NEW YORK/LONDON (Reuters) - Gold fell around 1 percent on Tuesday as investors shed some bullish bets on expectations that the U.S. Federal Reserve may be poised to trim its bullion-friendly economic stimulus.
Palladium dropped 2 percent to a two-month low, underperforming other precious metals, as a slide below a key support level near $700 an ounce triggered technical selling, traders said.
Data showing flat U.S. consumer prices in November also pressured gold, but the lack of inflation pressures in the economy will probably not stop the Fed from scaling back its bond-buying program soon, analysts said.
“While the prospect of an immediate taper seems to be diminishing for now, it seems only inevitable that the Fed will act sooner rather than later, and the longer-term investors are still being seen to reduce their exposure to gold as a result,” said a trader at TD Securities’ precious metals desk.

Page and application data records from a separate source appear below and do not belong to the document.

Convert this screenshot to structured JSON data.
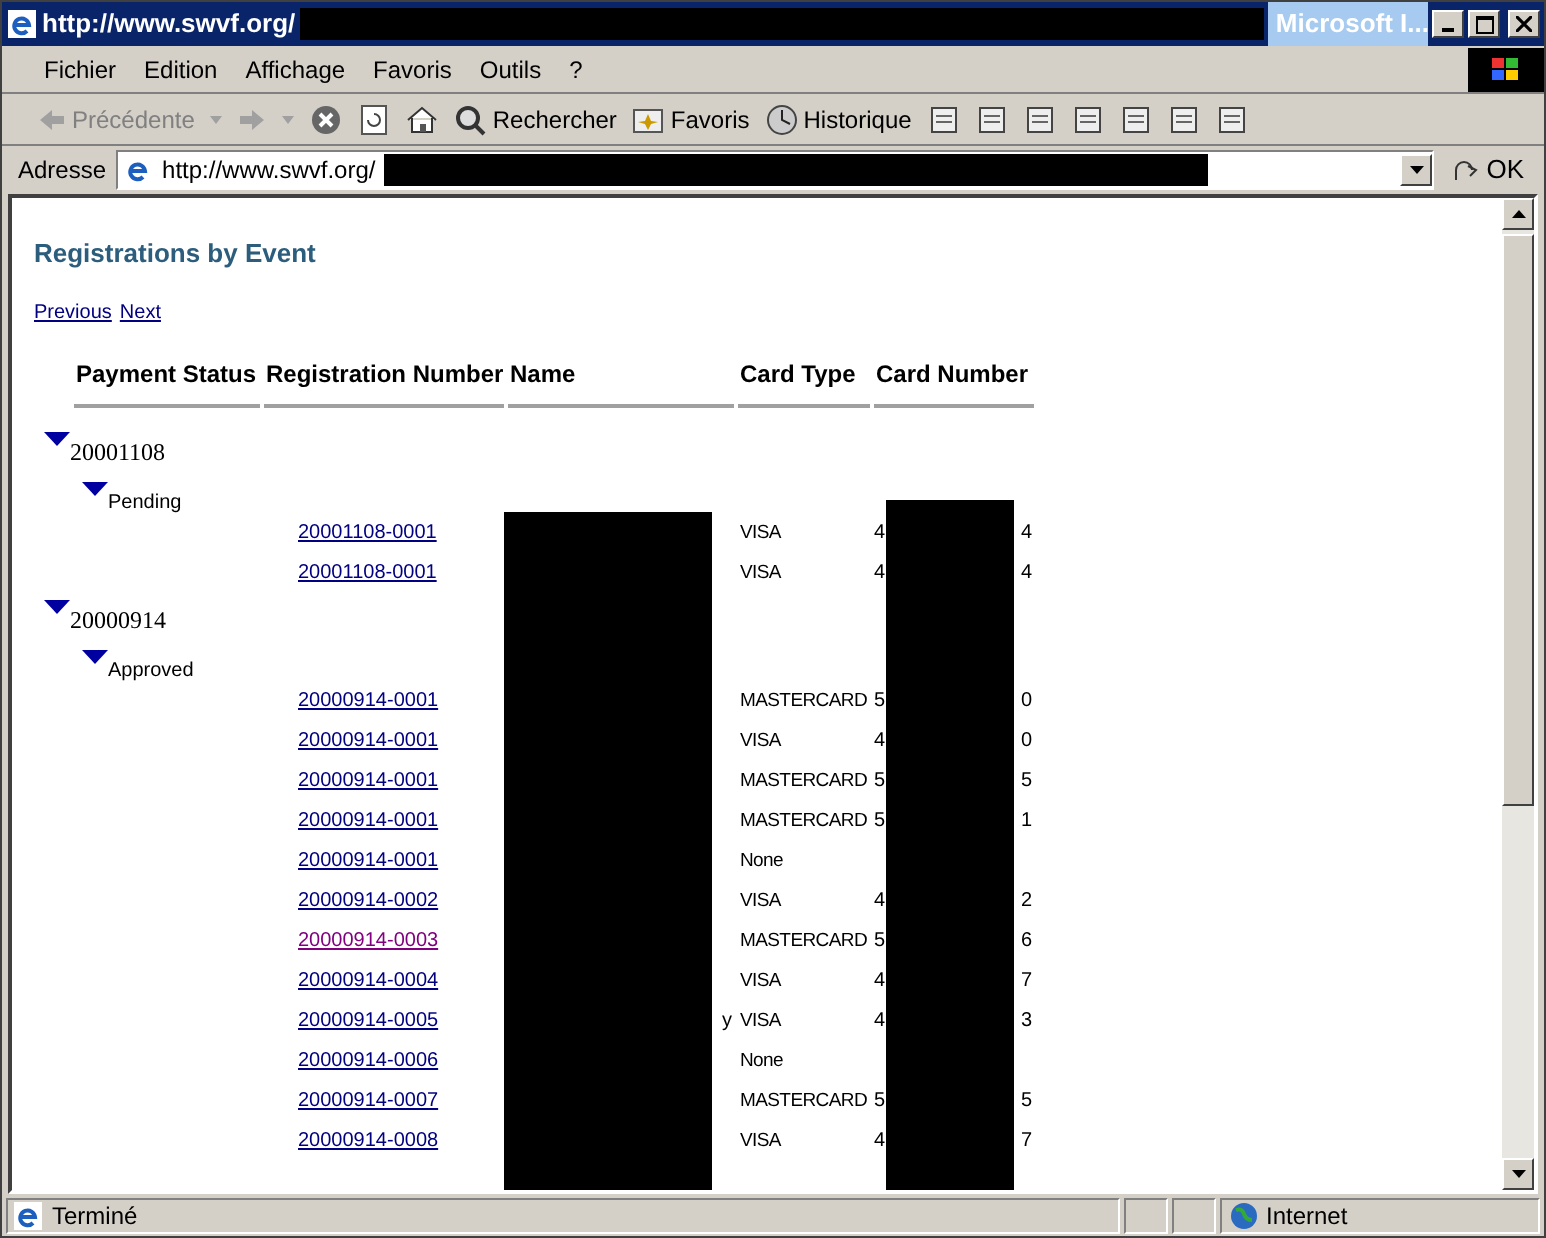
{
  "window": {
    "title": "http://www.swvf.org/",
    "app_name": "Microsoft I..."
  },
  "menu": [
    "Fichier",
    "Edition",
    "Affichage",
    "Favoris",
    "Outils",
    "?"
  ],
  "toolbar": {
    "back": "Précédente",
    "search": "Rechercher",
    "favorites": "Favoris",
    "history": "Historique"
  },
  "address": {
    "label": "Adresse",
    "value": "http://www.swvf.org/",
    "go": "OK"
  },
  "page": {
    "title": "Registrations by Event",
    "links": [
      "Previous",
      "Next"
    ],
    "columns": [
      "Payment Status",
      "Registration Number",
      "Name",
      "Card Type",
      "Card Number"
    ],
    "groups": [
      {
        "label": "20001108",
        "expanded": true,
        "children": [
          {
            "label": "Pending",
            "expanded": true,
            "rows": [
              {
                "reg": "20001108-0001",
                "visited": false,
                "name": "",
                "card_type": "VISA",
                "card_start": "4",
                "card_end": "4"
              },
              {
                "reg": "20001108-0001",
                "visited": false,
                "name": "",
                "card_type": "VISA",
                "card_start": "4",
                "card_end": "4"
              }
            ]
          }
        ]
      },
      {
        "label": "20000914",
        "expanded": true,
        "children": [
          {
            "label": "Approved",
            "expanded": true,
            "rows": [
              {
                "reg": "20000914-0001",
                "visited": false,
                "name": "",
                "card_type": "MASTERCARD",
                "card_start": "5",
                "card_end": "0"
              },
              {
                "reg": "20000914-0001",
                "visited": false,
                "name": "",
                "card_type": "VISA",
                "card_start": "4",
                "card_end": "0"
              },
              {
                "reg": "20000914-0001",
                "visited": false,
                "name": "",
                "card_type": "MASTERCARD",
                "card_start": "5",
                "card_end": "5"
              },
              {
                "reg": "20000914-0001",
                "visited": false,
                "name": "",
                "card_type": "MASTERCARD",
                "card_start": "5",
                "card_end": "1"
              },
              {
                "reg": "20000914-0001",
                "visited": false,
                "name": "",
                "card_type": "None",
                "card_start": "",
                "card_end": ""
              },
              {
                "reg": "20000914-0002",
                "visited": false,
                "name": "",
                "card_type": "VISA",
                "card_start": "4",
                "card_end": "2"
              },
              {
                "reg": "20000914-0003",
                "visited": true,
                "name": "",
                "card_type": "MASTERCARD",
                "card_start": "5",
                "card_end": "6"
              },
              {
                "reg": "20000914-0004",
                "visited": false,
                "name": "",
                "card_type": "VISA",
                "card_start": "4",
                "card_end": "7"
              },
              {
                "reg": "20000914-0005",
                "visited": false,
                "name": "y",
                "card_type": "VISA",
                "card_start": "4",
                "card_end": "3"
              },
              {
                "reg": "20000914-0006",
                "visited": false,
                "name": "",
                "card_type": "None",
                "card_start": "",
                "card_end": ""
              },
              {
                "reg": "20000914-0007",
                "visited": false,
                "name": "",
                "card_type": "MASTERCARD",
                "card_start": "5",
                "card_end": "5"
              },
              {
                "reg": "20000914-0008",
                "visited": false,
                "name": "",
                "card_type": "VISA",
                "card_start": "4",
                "card_end": "7"
              }
            ]
          }
        ]
      }
    ]
  },
  "status_bar": {
    "text": "Terminé",
    "zone": "Internet"
  }
}
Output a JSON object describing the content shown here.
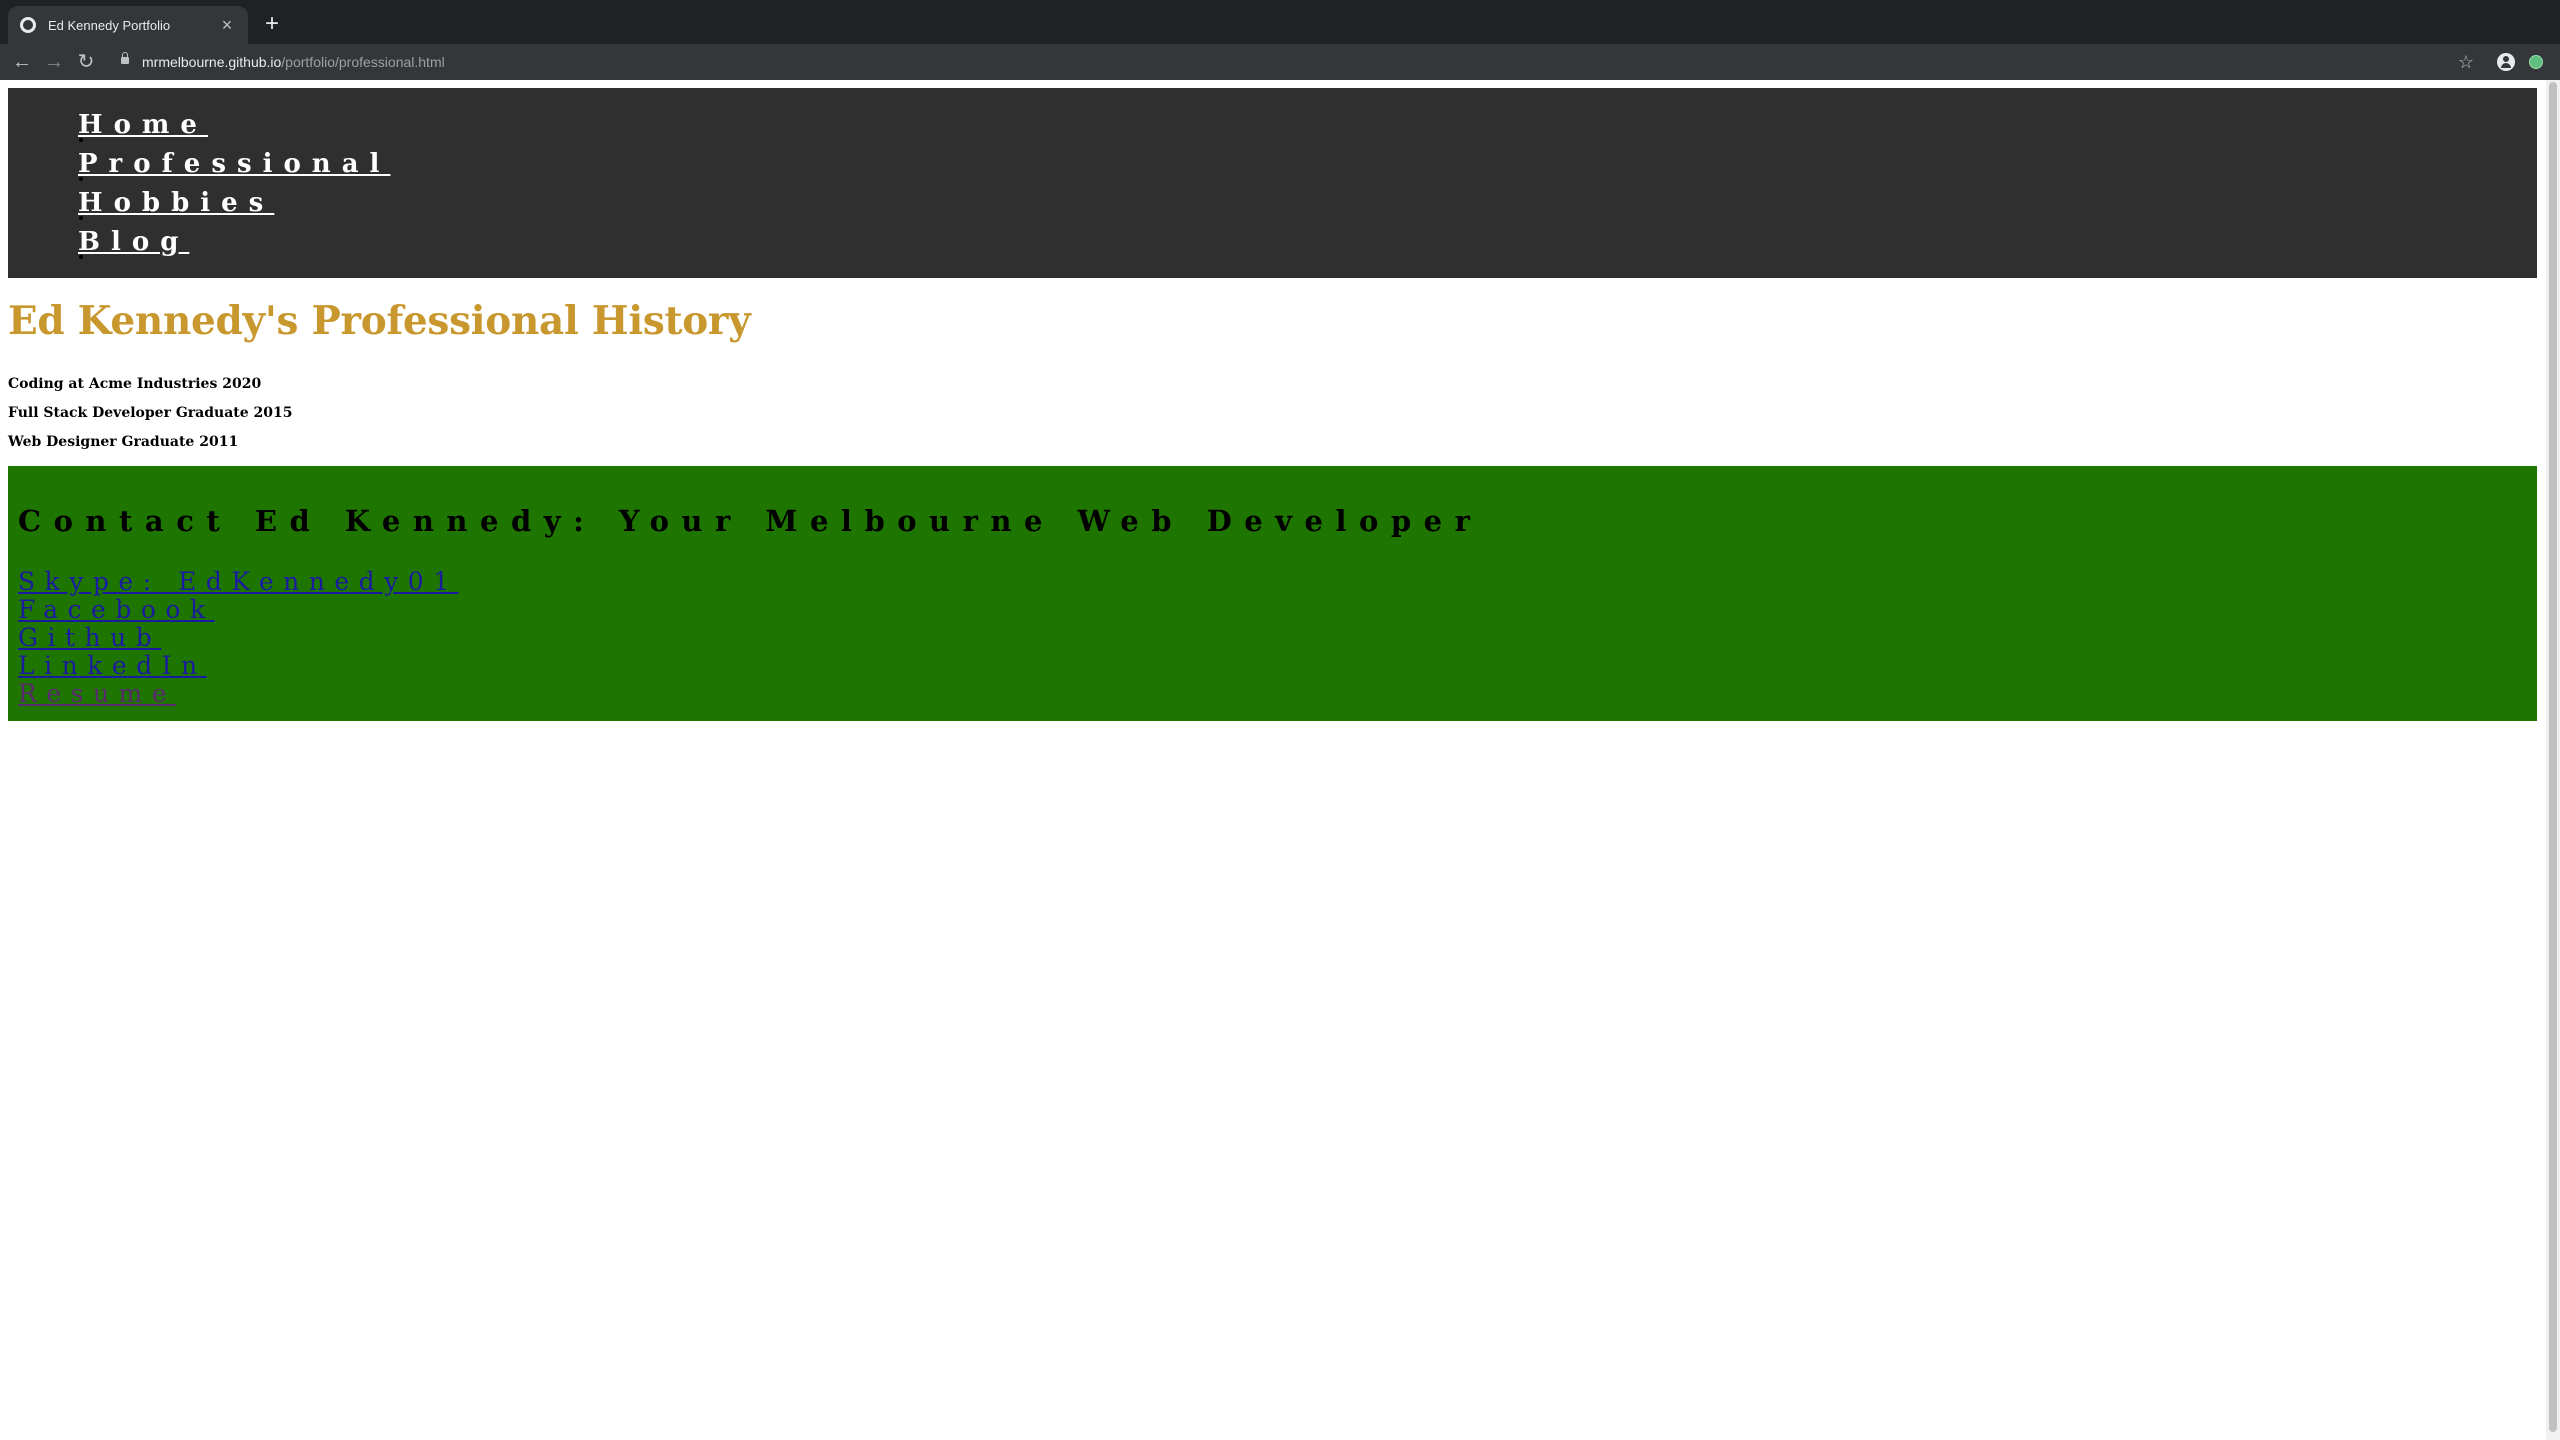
{
  "browser": {
    "tab_title": "Ed Kennedy Portfolio",
    "tab_close": "×",
    "new_tab": "+",
    "url_host": "mrmelbourne.github.io",
    "url_path": "/portfolio/professional.html",
    "back": "←",
    "forward": "→",
    "reload": "↻",
    "bookmark": "☆"
  },
  "nav": {
    "items": [
      {
        "label": "Home"
      },
      {
        "label": "Professional"
      },
      {
        "label": "Hobbies"
      },
      {
        "label": "Blog"
      }
    ]
  },
  "main": {
    "title": "Ed Kennedy's Professional History",
    "history": [
      "Coding at Acme Industries 2020",
      "Full Stack Developer Graduate 2015",
      "Web Designer Graduate 2011"
    ]
  },
  "contact": {
    "heading": "Contact Ed Kennedy: Your Melbourne Web Developer",
    "links": [
      {
        "label": "Skype: EdKennedy01"
      },
      {
        "label": "Facebook"
      },
      {
        "label": "Github"
      },
      {
        "label": "LinkedIn"
      },
      {
        "label": "Resume"
      }
    ]
  },
  "colors": {
    "nav_bg": "#2f2f2f",
    "title": "#c8982f",
    "contact_bg": "#1e7500",
    "link": "#1b1ba0",
    "visited_link": "#5a2a6e"
  }
}
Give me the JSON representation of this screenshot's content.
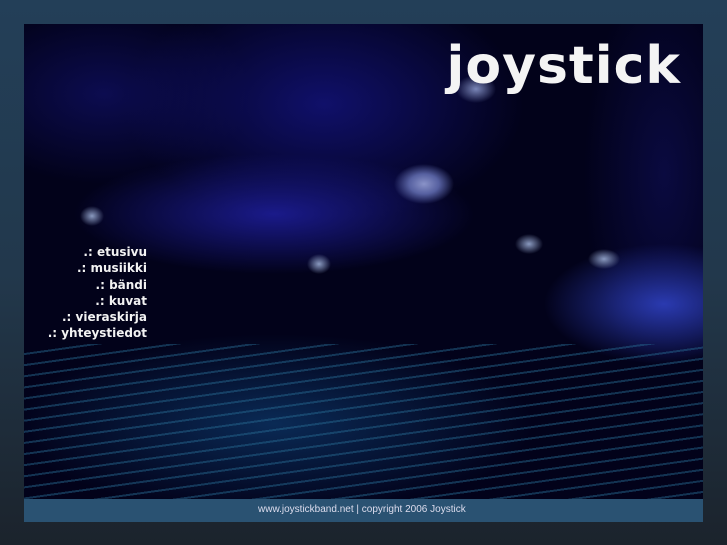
{
  "logo": "joystick",
  "nav": [
    ".: etusivu",
    ".: musiikki",
    ".: bändi",
    ".: kuvat",
    ".: vieraskirja",
    ".: yhteystiedot"
  ],
  "footer": "www.joystickband.net | copyright 2006 Joystick"
}
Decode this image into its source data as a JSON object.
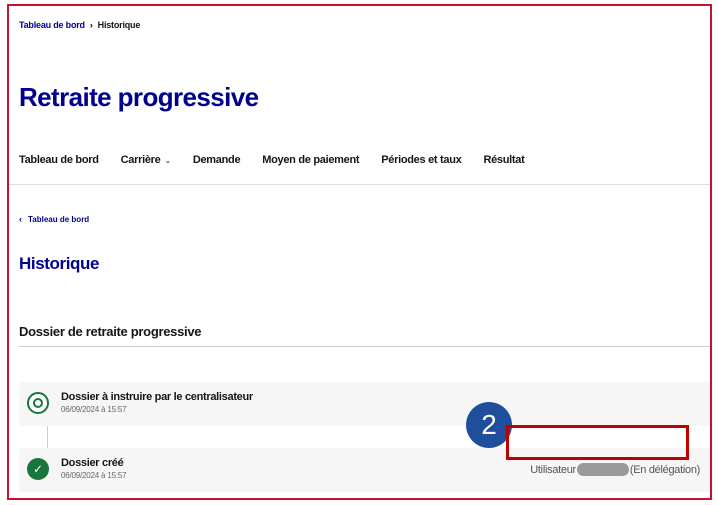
{
  "breadcrumb": {
    "items": [
      "Tableau de bord",
      "Historique"
    ],
    "separator": "›"
  },
  "page": {
    "title": "Retraite progressive"
  },
  "nav": {
    "items": [
      {
        "label": "Tableau de bord"
      },
      {
        "label": "Carrière",
        "has_dropdown": true
      },
      {
        "label": "Demande"
      },
      {
        "label": "Moyen de paiement"
      },
      {
        "label": "Périodes et taux"
      },
      {
        "label": "Résultat"
      }
    ],
    "chevron": "⌄"
  },
  "back_link": {
    "icon": "‹",
    "label": "Tableau de bord"
  },
  "section": {
    "title": "Historique"
  },
  "dossier": {
    "title": "Dossier de retraite progressive"
  },
  "timeline": {
    "events": [
      {
        "label": "Dossier à instruire par le centralisateur",
        "date": "06/09/2024 à 15:57",
        "status": "pending",
        "icon": "pending-circle-icon"
      },
      {
        "label": "Dossier créé",
        "date": "06/09/2024 à 15:57",
        "status": "done",
        "icon": "check-circle-icon",
        "user_prefix": "Utilisateur",
        "user_suffix": "(En délégation)"
      }
    ],
    "check_glyph": "✓"
  },
  "annotation": {
    "number": "2"
  },
  "colors": {
    "primary": "#000091",
    "success": "#18753c",
    "highlight": "#c00000",
    "badge": "#1f4e9c"
  }
}
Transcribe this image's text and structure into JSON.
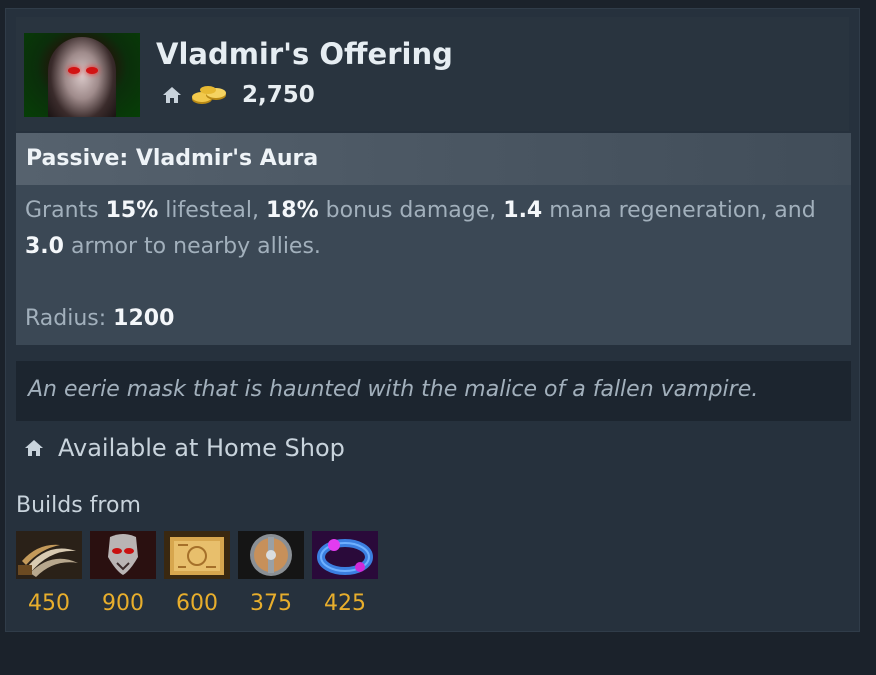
{
  "item": {
    "name": "Vladmir's Offering",
    "icon": "vladmirs-offering-icon",
    "cost": "2,750"
  },
  "ability": {
    "title": "Passive: Vladmir's Aura",
    "desc": {
      "p1": "Grants ",
      "lifesteal": "15%",
      "p2": " lifesteal, ",
      "damage": "18%",
      "p3": " bonus damage, ",
      "mana": "1.4",
      "p4": " mana regeneration, and ",
      "armor": "3.0",
      "p5": " armor to nearby allies."
    },
    "radius_label": "Radius: ",
    "radius_value": "1200"
  },
  "lore": "An eerie mask that is haunted with the malice of a fallen vampire.",
  "availability": "Available at Home Shop",
  "builds_from_label": "Builds from",
  "components": [
    {
      "icon": "blades-of-attack-icon",
      "cost": "450"
    },
    {
      "icon": "morbid-mask-icon",
      "cost": "900"
    },
    {
      "icon": "recipe-scroll-icon",
      "cost": "600"
    },
    {
      "icon": "buckler-icon",
      "cost": "375"
    },
    {
      "icon": "ring-of-basilius-icon",
      "cost": "425"
    }
  ],
  "colors": {
    "background": "#1b222b",
    "panel": "#26313d",
    "gold": "#e8ae2c",
    "muted_text": "#a2b0bc",
    "highlight_text": "#f4f7fa"
  }
}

Spot gold was down 0.9 percent at $1,228.54 an ounce by 1:52 p.m. EST (1852 GMT).
U.S. Comex gold futures for February delivery settled down $14.30 an ounce to $1,230.10, with trading volume about 25 percent lower than its 30-day average.
Most observers expect the U.S. central bank to keep its $85 billion-a-month bond-buying stimulus in place, but recent brisk improvements in the labor market have raised the chances that the Fed, at its December 17-18 meeting, will decide to taper its economic stimulus program as early as this month.
A run of well-received U.S. economic data, including November payrolls earlier in the month, has fueled speculation that the Fed may taper stimulus sooner rather than later. Gold prices were down 25 percent this year mainly on Fed taper fears.
Consumers of physical gold in Asia held off fresh purchases in anticipation of lower prices.
In India, buying remained low-key due to non-availability of stocks, supporting premiums.
Investment demand for physical bullion was lackluster, with the world’s largest gold-backed exchange-traded fund, the SPDR Gold Trust, posting its biggest daily outflow in nearly two months on Monday.
On Monday, the fund’s holdings were down 8.7 tonnes, or 1 percent, to 818.9 tonnes, their lowest in nearly five years.
Silver dipped 0.5 percent to $19.84 an ounce, while platinum fell 1 percent to $1,344.24 an ounce and palladium dropped 2.1 percent to $698.97 an ounce.
Editing by William Hardy, Dale Hudson and Bernadette Baum